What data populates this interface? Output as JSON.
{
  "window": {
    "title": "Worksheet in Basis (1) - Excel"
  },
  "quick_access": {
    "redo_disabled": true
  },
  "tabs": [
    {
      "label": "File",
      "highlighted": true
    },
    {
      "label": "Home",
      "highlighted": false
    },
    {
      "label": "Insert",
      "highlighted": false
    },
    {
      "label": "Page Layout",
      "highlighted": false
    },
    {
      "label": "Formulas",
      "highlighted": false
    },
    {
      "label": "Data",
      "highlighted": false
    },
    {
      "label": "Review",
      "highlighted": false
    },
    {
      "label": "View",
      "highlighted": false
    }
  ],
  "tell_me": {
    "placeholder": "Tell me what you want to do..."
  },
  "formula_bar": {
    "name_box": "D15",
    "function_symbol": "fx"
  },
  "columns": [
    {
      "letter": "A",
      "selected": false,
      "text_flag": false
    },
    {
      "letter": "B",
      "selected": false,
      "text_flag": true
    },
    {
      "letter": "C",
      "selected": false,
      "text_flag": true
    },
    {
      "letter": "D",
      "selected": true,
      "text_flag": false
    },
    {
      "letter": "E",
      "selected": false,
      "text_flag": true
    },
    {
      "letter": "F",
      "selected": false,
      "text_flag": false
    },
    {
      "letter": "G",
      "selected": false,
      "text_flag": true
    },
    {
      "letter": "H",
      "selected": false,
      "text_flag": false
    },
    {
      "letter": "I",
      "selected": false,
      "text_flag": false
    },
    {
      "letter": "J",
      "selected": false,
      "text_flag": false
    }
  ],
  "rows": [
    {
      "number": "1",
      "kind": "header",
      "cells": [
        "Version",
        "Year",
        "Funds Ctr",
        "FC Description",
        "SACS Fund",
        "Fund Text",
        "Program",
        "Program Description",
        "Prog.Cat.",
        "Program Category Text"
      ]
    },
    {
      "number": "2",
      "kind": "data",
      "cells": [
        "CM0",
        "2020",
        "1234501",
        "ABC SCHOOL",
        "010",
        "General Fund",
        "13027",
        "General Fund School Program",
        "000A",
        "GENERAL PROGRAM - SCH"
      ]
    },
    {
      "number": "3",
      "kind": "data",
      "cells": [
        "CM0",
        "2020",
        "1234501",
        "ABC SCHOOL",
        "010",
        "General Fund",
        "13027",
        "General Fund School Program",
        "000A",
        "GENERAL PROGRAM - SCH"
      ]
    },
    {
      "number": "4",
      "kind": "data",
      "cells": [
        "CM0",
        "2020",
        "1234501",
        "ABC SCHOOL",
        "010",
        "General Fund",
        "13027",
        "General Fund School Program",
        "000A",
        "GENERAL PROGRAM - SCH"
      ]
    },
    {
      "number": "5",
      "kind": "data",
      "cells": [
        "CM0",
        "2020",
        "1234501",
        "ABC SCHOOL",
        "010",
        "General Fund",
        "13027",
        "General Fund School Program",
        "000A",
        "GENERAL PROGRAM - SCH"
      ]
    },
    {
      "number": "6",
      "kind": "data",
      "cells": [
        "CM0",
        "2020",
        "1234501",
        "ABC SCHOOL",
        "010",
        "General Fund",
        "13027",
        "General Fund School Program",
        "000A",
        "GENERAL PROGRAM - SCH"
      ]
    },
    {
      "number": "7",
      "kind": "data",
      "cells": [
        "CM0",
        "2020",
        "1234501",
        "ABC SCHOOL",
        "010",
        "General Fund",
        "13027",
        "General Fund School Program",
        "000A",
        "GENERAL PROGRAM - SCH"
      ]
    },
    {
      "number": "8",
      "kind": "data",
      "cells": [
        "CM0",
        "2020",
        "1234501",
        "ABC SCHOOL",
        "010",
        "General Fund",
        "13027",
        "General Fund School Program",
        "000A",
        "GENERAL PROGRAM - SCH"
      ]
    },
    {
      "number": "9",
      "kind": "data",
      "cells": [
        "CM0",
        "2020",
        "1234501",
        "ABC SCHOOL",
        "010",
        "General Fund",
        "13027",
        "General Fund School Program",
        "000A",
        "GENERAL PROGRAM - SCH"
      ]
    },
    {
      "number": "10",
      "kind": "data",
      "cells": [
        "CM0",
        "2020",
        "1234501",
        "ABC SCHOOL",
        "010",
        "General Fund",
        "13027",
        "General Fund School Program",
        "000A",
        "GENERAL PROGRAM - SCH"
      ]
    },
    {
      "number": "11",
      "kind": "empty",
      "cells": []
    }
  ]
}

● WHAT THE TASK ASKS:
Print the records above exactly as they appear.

● PROBLEM SOLUTION:
What data populates this interface? Output as JSON.
{
  "window": {
    "title": "Worksheet in Basis (1) - Excel"
  },
  "quick_access": {
    "redo_disabled": true
  },
  "tabs": [
    {
      "label": "File",
      "highlighted": true
    },
    {
      "label": "Home",
      "highlighted": false
    },
    {
      "label": "Insert",
      "highlighted": false
    },
    {
      "label": "Page Layout",
      "highlighted": false
    },
    {
      "label": "Formulas",
      "highlighted": false
    },
    {
      "label": "Data",
      "highlighted": false
    },
    {
      "label": "Review",
      "highlighted": false
    },
    {
      "label": "View",
      "highlighted": false
    }
  ],
  "tell_me": {
    "placeholder": "Tell me what you want to do..."
  },
  "formula_bar": {
    "name_box": "D15",
    "function_symbol": "fx"
  },
  "columns": [
    {
      "letter": "A",
      "selected": false,
      "text_flag": false
    },
    {
      "letter": "B",
      "selected": false,
      "text_flag": true
    },
    {
      "letter": "C",
      "selected": false,
      "text_flag": true
    },
    {
      "letter": "D",
      "selected": true,
      "text_flag": false
    },
    {
      "letter": "E",
      "selected": false,
      "text_flag": true
    },
    {
      "letter": "F",
      "selected": false,
      "text_flag": false
    },
    {
      "letter": "G",
      "selected": false,
      "text_flag": true
    },
    {
      "letter": "H",
      "selected": false,
      "text_flag": false
    },
    {
      "letter": "I",
      "selected": false,
      "text_flag": false
    },
    {
      "letter": "J",
      "selected": false,
      "text_flag": false
    }
  ],
  "rows": [
    {
      "number": "1",
      "kind": "header",
      "cells": [
        "Version",
        "Year",
        "Funds Ctr",
        "FC Description",
        "SACS Fund",
        "Fund Text",
        "Program",
        "Program Description",
        "Prog.Cat.",
        "Program Category Text"
      ]
    },
    {
      "number": "2",
      "kind": "data",
      "cells": [
        "CM0",
        "2020",
        "1234501",
        "ABC SCHOOL",
        "010",
        "General Fund",
        "13027",
        "General Fund School Program",
        "000A",
        "GENERAL PROGRAM - SCH"
      ]
    },
    {
      "number": "3",
      "kind": "data",
      "cells": [
        "CM0",
        "2020",
        "1234501",
        "ABC SCHOOL",
        "010",
        "General Fund",
        "13027",
        "General Fund School Program",
        "000A",
        "GENERAL PROGRAM - SCH"
      ]
    },
    {
      "number": "4",
      "kind": "data",
      "cells": [
        "CM0",
        "2020",
        "1234501",
        "ABC SCHOOL",
        "010",
        "General Fund",
        "13027",
        "General Fund School Program",
        "000A",
        "GENERAL PROGRAM - SCH"
      ]
    },
    {
      "number": "5",
      "kind": "data",
      "cells": [
        "CM0",
        "2020",
        "1234501",
        "ABC SCHOOL",
        "010",
        "General Fund",
        "13027",
        "General Fund School Program",
        "000A",
        "GENERAL PROGRAM - SCH"
      ]
    },
    {
      "number": "6",
      "kind": "data",
      "cells": [
        "CM0",
        "2020",
        "1234501",
        "ABC SCHOOL",
        "010",
        "General Fund",
        "13027",
        "General Fund School Program",
        "000A",
        "GENERAL PROGRAM - SCH"
      ]
    },
    {
      "number": "7",
      "kind": "data",
      "cells": [
        "CM0",
        "2020",
        "1234501",
        "ABC SCHOOL",
        "010",
        "General Fund",
        "13027",
        "General Fund School Program",
        "000A",
        "GENERAL PROGRAM - SCH"
      ]
    },
    {
      "number": "8",
      "kind": "data",
      "cells": [
        "CM0",
        "2020",
        "1234501",
        "ABC SCHOOL",
        "010",
        "General Fund",
        "13027",
        "General Fund School Program",
        "000A",
        "GENERAL PROGRAM - SCH"
      ]
    },
    {
      "number": "9",
      "kind": "data",
      "cells": [
        "CM0",
        "2020",
        "1234501",
        "ABC SCHOOL",
        "010",
        "General Fund",
        "13027",
        "General Fund School Program",
        "000A",
        "GENERAL PROGRAM - SCH"
      ]
    },
    {
      "number": "10",
      "kind": "data",
      "cells": [
        "CM0",
        "2020",
        "1234501",
        "ABC SCHOOL",
        "010",
        "General Fund",
        "13027",
        "General Fund School Program",
        "000A",
        "GENERAL PROGRAM - SCH"
      ]
    },
    {
      "number": "11",
      "kind": "empty",
      "cells": []
    }
  ]
}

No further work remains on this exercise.